Your objective
Your answer is a copy of every line in the records where "SAVE" appears.

Data to examine START

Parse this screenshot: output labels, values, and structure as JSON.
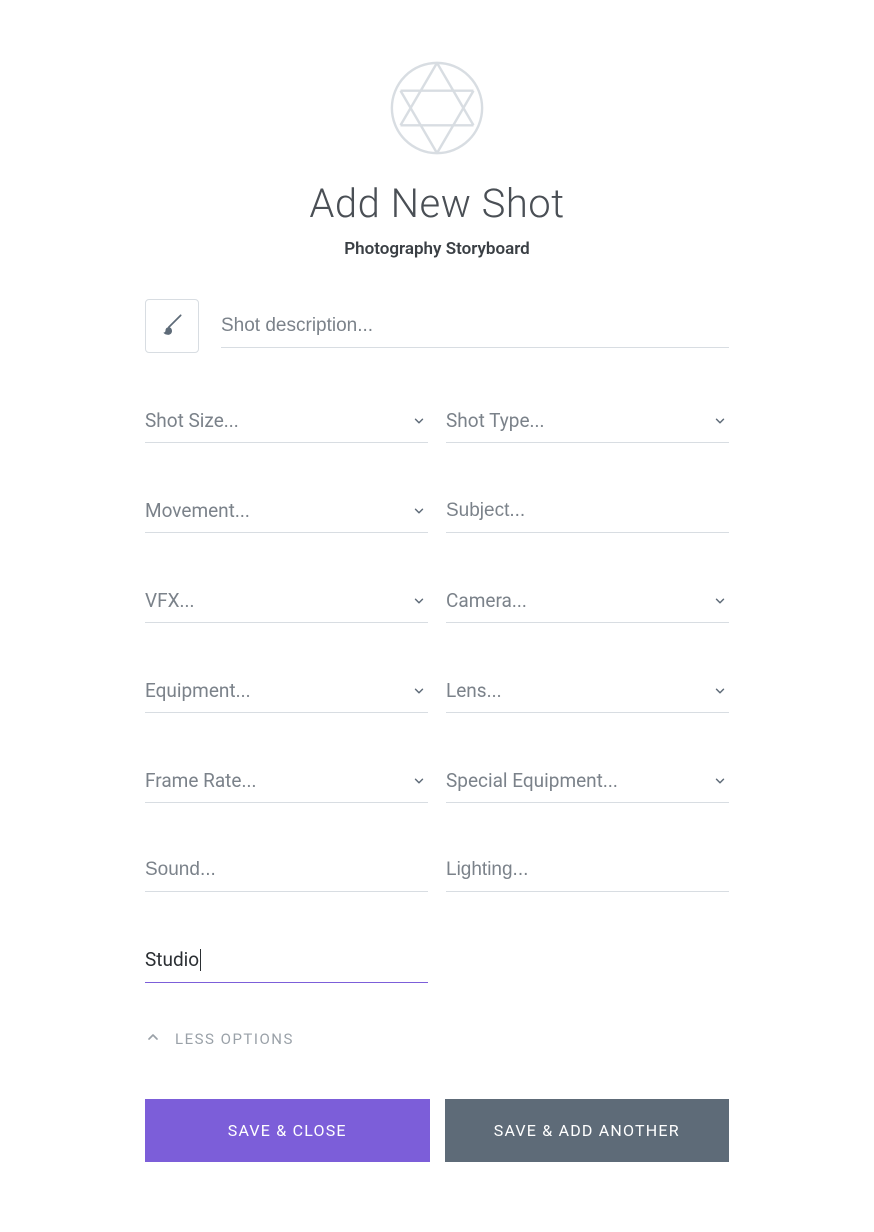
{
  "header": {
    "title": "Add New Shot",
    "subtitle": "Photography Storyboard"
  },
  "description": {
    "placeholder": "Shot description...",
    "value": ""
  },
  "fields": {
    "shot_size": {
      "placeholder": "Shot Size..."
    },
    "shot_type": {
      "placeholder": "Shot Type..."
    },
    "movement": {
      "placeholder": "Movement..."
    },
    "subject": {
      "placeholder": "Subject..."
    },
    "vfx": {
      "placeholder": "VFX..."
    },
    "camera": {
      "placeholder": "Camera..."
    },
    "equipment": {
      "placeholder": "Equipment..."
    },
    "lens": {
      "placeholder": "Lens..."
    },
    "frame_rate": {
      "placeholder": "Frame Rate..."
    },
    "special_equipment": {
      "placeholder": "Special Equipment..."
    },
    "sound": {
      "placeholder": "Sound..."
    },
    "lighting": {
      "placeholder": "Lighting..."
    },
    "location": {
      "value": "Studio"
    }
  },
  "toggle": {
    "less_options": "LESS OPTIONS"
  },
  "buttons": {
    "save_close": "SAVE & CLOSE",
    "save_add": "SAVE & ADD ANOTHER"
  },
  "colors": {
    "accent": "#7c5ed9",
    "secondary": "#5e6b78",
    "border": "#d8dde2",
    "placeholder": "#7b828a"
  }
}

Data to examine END

Your response
    "save_close": "SAVE & CLOSE",
    "save_add": "SAVE & ADD ANOTHER"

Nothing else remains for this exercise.